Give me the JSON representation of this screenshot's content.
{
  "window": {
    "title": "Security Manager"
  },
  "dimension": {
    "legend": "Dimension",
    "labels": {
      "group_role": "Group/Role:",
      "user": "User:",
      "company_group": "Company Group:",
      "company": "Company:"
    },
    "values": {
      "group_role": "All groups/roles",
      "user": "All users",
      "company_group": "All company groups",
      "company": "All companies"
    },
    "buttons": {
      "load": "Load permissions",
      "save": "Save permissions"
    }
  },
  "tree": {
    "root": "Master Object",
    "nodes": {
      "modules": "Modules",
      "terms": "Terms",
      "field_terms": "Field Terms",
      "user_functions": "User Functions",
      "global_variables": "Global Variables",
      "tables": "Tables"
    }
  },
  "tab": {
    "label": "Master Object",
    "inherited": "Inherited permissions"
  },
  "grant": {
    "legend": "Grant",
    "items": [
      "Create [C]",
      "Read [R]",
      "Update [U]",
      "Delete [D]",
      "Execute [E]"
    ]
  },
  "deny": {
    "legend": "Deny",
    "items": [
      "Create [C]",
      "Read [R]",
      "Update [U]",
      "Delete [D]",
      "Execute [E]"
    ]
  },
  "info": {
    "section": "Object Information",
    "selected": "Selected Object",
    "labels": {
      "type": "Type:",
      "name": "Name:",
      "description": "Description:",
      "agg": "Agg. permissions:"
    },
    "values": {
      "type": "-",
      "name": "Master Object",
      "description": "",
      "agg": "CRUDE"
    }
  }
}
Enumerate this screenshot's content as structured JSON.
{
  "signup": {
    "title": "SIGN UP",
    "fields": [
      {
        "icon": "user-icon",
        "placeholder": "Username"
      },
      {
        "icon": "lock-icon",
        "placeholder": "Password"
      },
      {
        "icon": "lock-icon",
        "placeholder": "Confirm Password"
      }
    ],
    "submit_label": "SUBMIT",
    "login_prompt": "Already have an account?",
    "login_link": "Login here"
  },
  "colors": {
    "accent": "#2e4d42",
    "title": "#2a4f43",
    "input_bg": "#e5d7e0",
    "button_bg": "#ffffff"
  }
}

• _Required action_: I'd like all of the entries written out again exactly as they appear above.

• _Solution for this exercise_:
Give me the JSON representation of this screenshot's content.
{
  "window": {
    "title": "Security Manager"
  },
  "dimension": {
    "legend": "Dimension",
    "labels": {
      "group_role": "Group/Role:",
      "user": "User:",
      "company_group": "Company Group:",
      "company": "Company:"
    },
    "values": {
      "group_role": "All groups/roles",
      "user": "All users",
      "company_group": "All company groups",
      "company": "All companies"
    },
    "buttons": {
      "load": "Load permissions",
      "save": "Save permissions"
    }
  },
  "tree": {
    "root": "Master Object",
    "nodes": {
      "modules": "Modules",
      "terms": "Terms",
      "field_terms": "Field Terms",
      "user_functions": "User Functions",
      "global_variables": "Global Variables",
      "tables": "Tables"
    }
  },
  "tab": {
    "label": "Master Object",
    "inherited": "Inherited permissions"
  },
  "grant": {
    "legend": "Grant",
    "items": [
      "Create [C]",
      "Read [R]",
      "Update [U]",
      "Delete [D]",
      "Execute [E]"
    ]
  },
  "deny": {
    "legend": "Deny",
    "items": [
      "Create [C]",
      "Read [R]",
      "Update [U]",
      "Delete [D]",
      "Execute [E]"
    ]
  },
  "info": {
    "section": "Object Information",
    "selected": "Selected Object",
    "labels": {
      "type": "Type:",
      "name": "Name:",
      "description": "Description:",
      "agg": "Agg. permissions:"
    },
    "values": {
      "type": "-",
      "name": "Master Object",
      "description": "",
      "agg": "CRUDE"
    }
  }
}
Enumerate this screenshot's content as structured JSON.
{
  "signup": {
    "title": "SIGN UP",
    "fields": [
      {
        "icon": "user-icon",
        "placeholder": "Username"
      },
      {
        "icon": "lock-icon",
        "placeholder": "Password"
      },
      {
        "icon": "lock-icon",
        "placeholder": "Confirm Password"
      }
    ],
    "submit_label": "SUBMIT",
    "login_prompt": "Already have an account?",
    "login_link": "Login here"
  },
  "colors": {
    "accent": "#2e4d42",
    "title": "#2a4f43",
    "input_bg": "#e5d7e0",
    "button_bg": "#ffffff"
  }
}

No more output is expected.